The string "Udah" appears in some lines of the entries that follow; copy each such line.

+++

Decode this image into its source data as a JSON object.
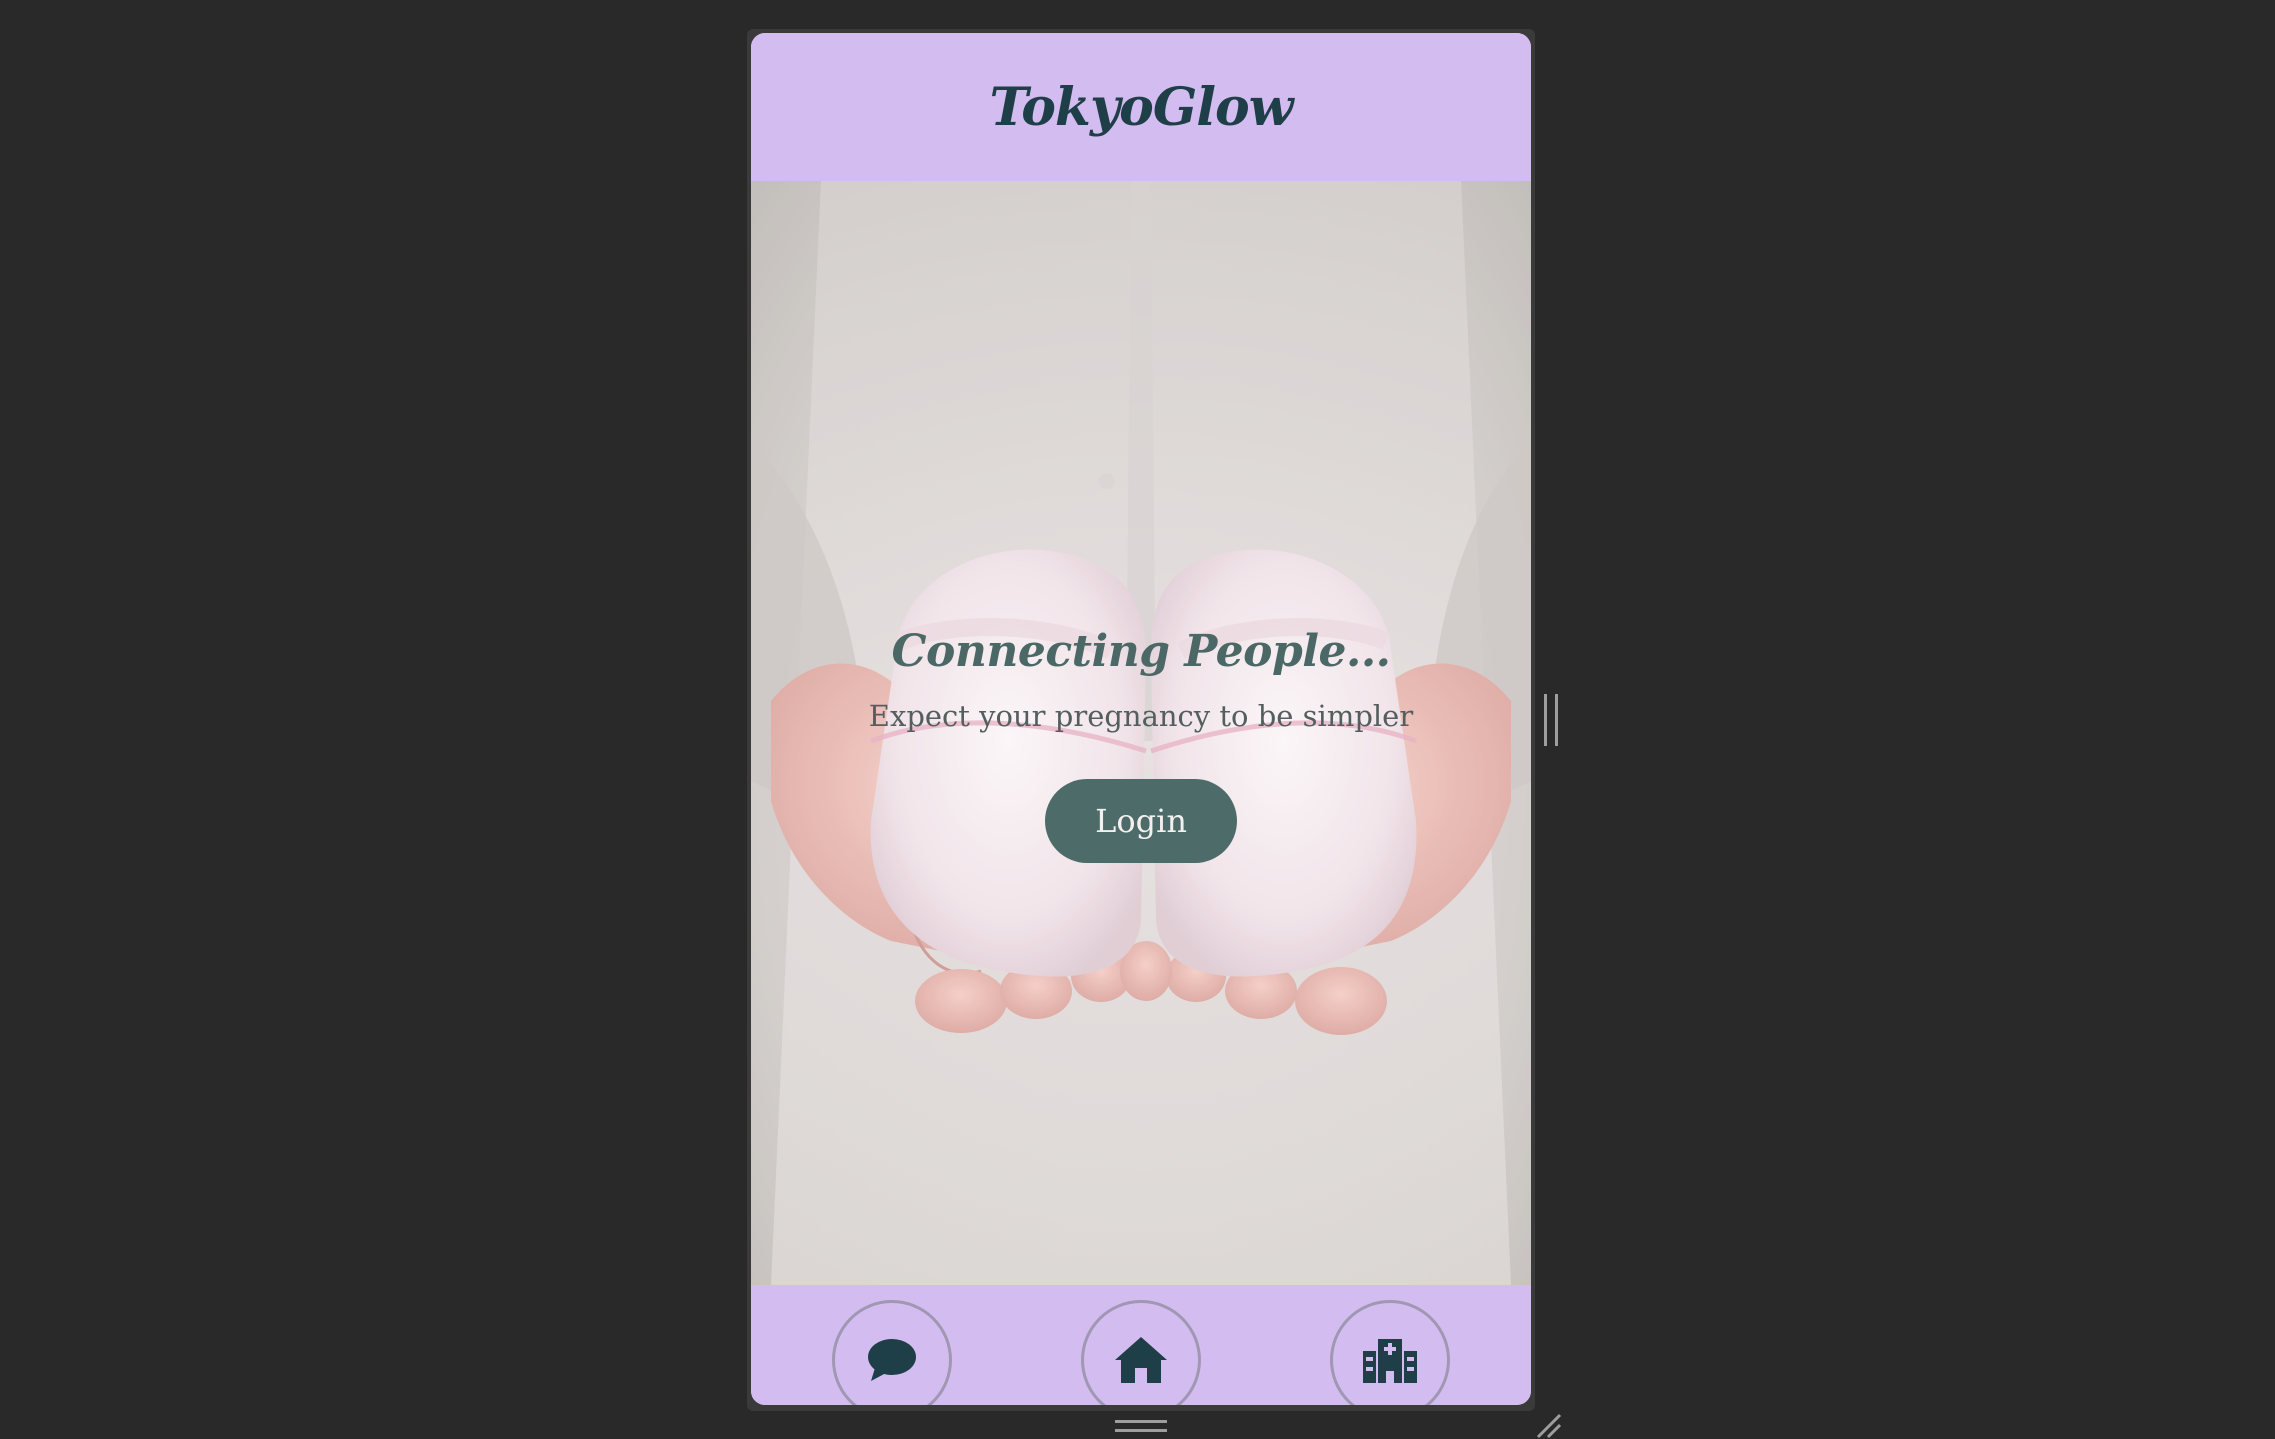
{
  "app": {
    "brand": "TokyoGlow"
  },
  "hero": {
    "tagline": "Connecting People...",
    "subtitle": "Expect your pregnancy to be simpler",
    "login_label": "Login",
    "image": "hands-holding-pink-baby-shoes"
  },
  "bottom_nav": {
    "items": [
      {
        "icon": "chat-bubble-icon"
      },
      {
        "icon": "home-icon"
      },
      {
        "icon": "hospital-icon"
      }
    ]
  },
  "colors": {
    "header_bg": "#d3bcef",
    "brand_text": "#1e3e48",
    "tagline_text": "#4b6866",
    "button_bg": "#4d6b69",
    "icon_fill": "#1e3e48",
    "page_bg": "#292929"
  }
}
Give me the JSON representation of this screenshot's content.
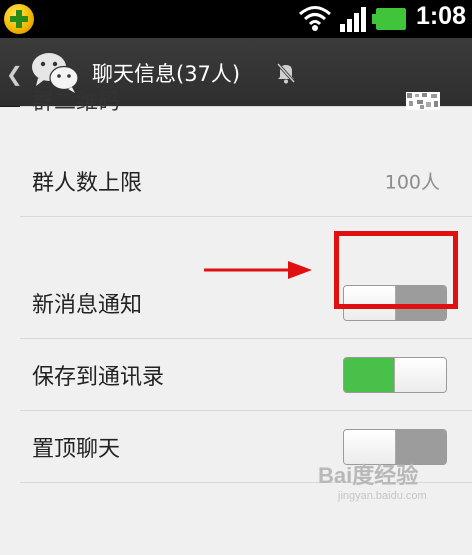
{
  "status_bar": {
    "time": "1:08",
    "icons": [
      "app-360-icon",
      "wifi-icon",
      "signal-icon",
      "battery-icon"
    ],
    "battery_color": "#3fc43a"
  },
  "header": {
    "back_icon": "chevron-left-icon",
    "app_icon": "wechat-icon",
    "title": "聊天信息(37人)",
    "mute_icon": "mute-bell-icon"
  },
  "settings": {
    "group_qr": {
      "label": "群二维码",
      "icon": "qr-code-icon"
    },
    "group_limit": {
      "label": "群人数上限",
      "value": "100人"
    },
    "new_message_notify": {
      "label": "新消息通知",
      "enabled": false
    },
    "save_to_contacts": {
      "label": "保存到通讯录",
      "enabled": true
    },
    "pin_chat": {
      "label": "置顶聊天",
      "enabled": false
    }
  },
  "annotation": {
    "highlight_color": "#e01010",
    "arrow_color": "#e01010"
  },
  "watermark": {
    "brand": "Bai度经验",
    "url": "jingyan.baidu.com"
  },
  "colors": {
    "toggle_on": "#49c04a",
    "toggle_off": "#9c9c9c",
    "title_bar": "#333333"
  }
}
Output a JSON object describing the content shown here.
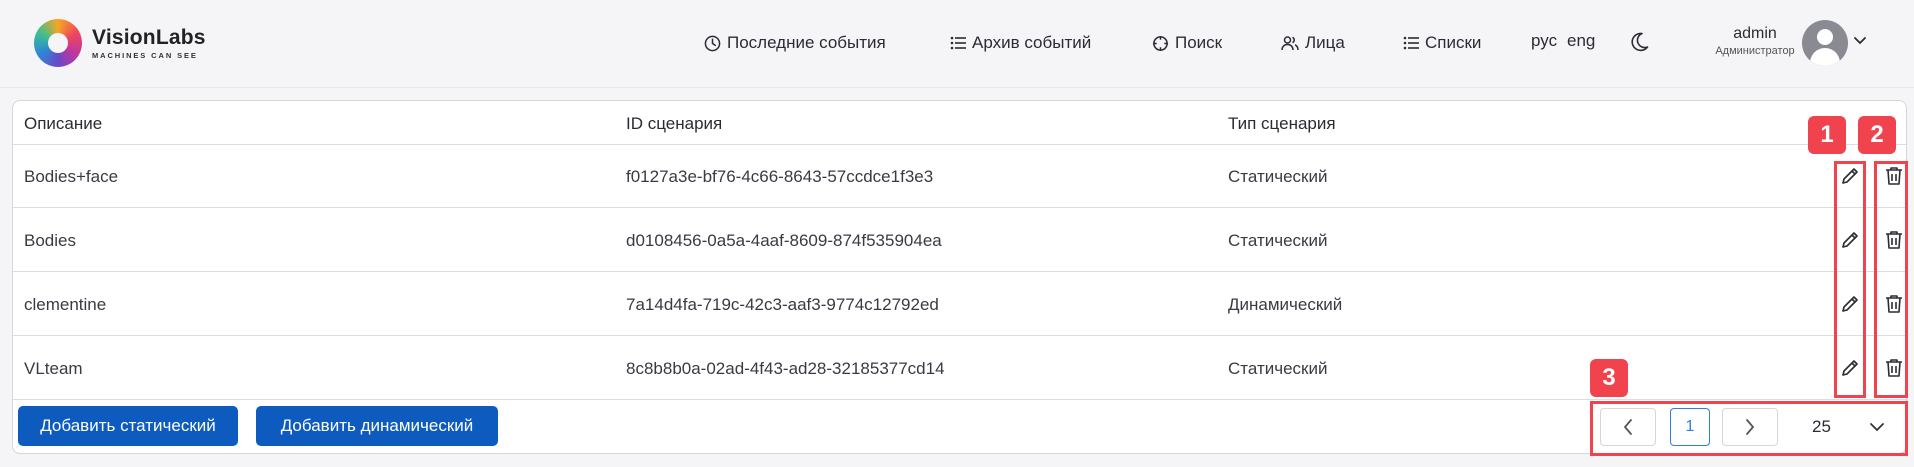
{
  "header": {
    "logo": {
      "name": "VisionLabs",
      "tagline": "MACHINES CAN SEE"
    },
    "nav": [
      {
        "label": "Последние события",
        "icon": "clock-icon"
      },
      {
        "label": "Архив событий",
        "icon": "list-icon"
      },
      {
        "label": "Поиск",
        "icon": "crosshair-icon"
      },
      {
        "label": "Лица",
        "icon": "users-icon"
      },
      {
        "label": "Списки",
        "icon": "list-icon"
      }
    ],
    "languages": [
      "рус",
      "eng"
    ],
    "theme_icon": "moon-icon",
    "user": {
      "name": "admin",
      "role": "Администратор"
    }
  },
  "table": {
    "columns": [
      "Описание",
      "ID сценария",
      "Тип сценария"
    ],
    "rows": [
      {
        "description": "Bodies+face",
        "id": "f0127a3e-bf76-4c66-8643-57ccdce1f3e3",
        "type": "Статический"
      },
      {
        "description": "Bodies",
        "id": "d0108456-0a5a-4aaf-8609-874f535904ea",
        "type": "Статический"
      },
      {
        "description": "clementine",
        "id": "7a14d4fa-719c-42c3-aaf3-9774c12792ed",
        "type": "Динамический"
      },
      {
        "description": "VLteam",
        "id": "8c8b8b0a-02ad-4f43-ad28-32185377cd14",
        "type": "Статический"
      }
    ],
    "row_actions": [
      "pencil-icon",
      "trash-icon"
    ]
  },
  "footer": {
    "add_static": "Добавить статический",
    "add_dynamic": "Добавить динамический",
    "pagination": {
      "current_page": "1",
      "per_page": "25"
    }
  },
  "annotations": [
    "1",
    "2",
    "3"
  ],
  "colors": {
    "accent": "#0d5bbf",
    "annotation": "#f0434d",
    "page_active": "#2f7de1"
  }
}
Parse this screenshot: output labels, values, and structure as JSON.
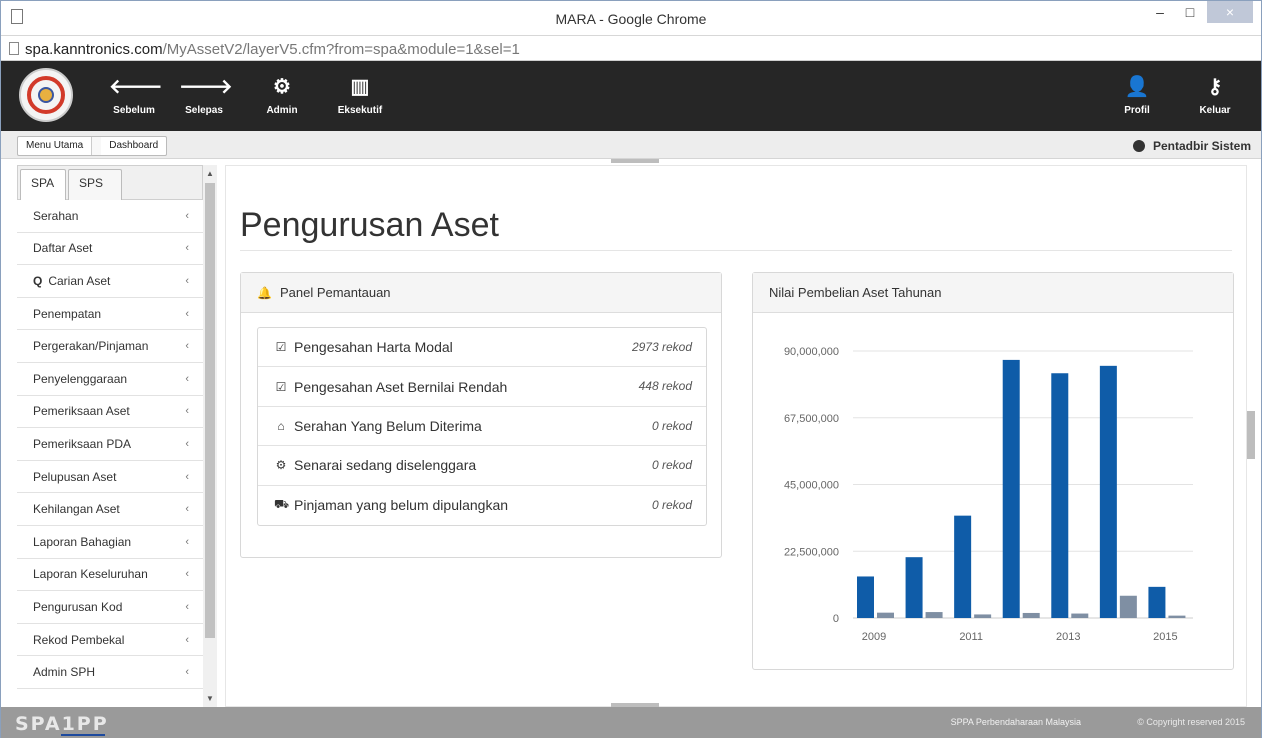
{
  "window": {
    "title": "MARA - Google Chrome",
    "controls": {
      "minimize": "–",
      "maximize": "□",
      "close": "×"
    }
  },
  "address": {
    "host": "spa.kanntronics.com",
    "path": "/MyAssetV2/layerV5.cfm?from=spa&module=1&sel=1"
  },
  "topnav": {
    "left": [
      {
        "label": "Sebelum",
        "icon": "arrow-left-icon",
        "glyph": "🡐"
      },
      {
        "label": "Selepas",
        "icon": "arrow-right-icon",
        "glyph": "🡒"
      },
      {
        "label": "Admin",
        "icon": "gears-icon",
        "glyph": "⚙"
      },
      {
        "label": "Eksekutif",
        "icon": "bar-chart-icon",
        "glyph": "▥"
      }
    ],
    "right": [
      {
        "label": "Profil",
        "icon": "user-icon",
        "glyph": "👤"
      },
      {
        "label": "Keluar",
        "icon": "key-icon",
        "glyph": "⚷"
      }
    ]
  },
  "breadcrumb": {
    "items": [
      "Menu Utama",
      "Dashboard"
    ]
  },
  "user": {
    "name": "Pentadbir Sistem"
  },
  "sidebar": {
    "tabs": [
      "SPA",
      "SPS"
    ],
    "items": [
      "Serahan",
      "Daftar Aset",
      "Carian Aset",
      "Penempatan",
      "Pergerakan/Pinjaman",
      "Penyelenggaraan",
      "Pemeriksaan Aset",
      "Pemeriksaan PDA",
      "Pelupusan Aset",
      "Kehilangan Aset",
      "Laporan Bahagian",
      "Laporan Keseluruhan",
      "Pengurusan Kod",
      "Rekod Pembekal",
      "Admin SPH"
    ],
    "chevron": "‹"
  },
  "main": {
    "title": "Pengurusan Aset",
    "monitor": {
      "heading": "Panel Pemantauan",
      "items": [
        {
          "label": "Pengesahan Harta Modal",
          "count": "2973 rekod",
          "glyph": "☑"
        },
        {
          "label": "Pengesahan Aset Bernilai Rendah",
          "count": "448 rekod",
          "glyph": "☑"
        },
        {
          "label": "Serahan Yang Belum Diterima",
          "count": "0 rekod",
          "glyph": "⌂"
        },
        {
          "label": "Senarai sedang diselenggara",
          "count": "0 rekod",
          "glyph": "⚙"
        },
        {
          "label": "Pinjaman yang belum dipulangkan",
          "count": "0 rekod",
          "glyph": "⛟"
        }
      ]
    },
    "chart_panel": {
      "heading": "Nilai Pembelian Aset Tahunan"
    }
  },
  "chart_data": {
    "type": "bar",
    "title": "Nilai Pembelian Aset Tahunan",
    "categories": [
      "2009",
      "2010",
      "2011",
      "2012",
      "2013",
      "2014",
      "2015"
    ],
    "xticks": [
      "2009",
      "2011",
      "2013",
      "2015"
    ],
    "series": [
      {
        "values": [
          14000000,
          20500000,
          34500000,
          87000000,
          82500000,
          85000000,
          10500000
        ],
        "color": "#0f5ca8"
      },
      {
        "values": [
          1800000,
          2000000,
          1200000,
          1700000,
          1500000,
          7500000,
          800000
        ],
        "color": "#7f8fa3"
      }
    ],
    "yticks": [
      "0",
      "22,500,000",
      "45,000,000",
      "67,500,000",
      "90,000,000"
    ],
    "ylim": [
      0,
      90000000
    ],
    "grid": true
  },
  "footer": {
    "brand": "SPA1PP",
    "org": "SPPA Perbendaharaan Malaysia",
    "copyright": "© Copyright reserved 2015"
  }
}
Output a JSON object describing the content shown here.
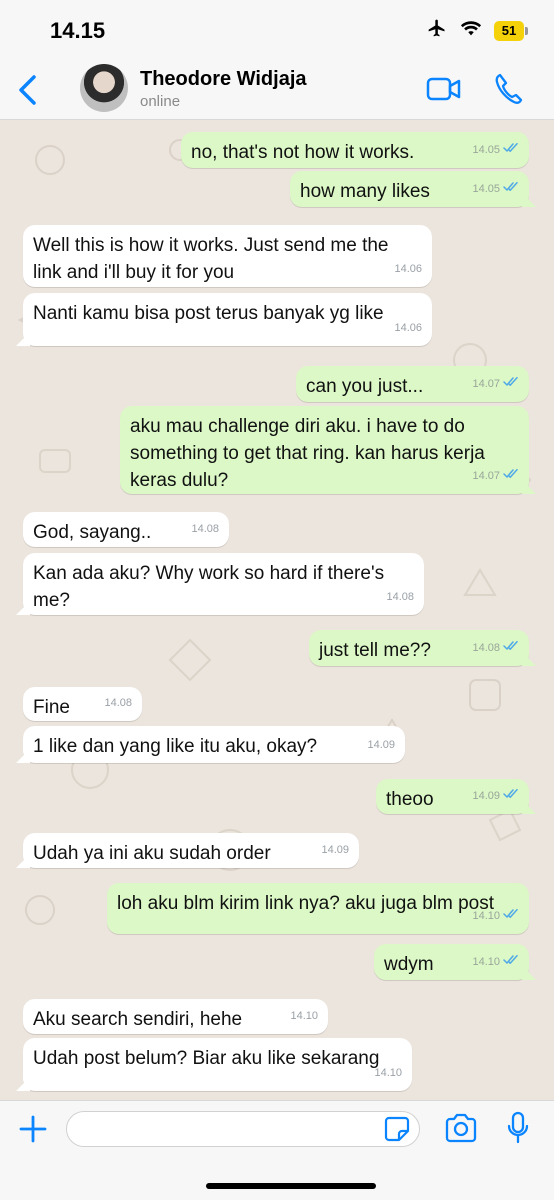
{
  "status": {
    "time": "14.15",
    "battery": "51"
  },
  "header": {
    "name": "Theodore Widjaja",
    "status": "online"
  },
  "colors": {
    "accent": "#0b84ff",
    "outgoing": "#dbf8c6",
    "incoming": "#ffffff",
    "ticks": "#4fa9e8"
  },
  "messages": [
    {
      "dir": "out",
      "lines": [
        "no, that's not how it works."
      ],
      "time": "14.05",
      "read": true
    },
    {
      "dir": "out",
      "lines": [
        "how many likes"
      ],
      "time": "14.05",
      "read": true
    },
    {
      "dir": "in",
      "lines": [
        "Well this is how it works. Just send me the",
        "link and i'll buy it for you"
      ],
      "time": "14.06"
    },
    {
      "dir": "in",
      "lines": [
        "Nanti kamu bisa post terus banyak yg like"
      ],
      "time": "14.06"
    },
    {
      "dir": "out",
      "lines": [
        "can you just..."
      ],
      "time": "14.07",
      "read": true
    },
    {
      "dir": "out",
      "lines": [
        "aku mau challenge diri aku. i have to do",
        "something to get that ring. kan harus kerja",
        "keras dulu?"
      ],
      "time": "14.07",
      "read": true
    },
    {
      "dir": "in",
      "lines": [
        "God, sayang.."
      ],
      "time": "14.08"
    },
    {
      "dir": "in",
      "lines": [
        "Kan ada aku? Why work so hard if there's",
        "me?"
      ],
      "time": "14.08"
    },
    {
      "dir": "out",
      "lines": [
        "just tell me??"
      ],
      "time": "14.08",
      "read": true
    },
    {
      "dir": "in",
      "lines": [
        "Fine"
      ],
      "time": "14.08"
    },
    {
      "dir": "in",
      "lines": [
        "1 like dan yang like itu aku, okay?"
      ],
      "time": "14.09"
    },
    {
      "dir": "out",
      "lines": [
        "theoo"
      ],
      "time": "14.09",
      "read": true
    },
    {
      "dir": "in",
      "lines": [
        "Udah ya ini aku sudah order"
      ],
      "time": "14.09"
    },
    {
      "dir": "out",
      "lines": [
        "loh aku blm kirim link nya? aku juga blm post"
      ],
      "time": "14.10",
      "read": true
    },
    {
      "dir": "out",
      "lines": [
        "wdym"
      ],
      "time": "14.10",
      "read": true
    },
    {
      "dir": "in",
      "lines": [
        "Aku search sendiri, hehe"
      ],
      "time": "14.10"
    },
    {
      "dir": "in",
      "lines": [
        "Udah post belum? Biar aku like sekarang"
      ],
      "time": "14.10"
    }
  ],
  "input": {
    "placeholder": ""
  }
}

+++

- **Exercise solution**:
        "Udah ya ini aku sudah order"
        "Udah post belum? Biar aku like sekarang"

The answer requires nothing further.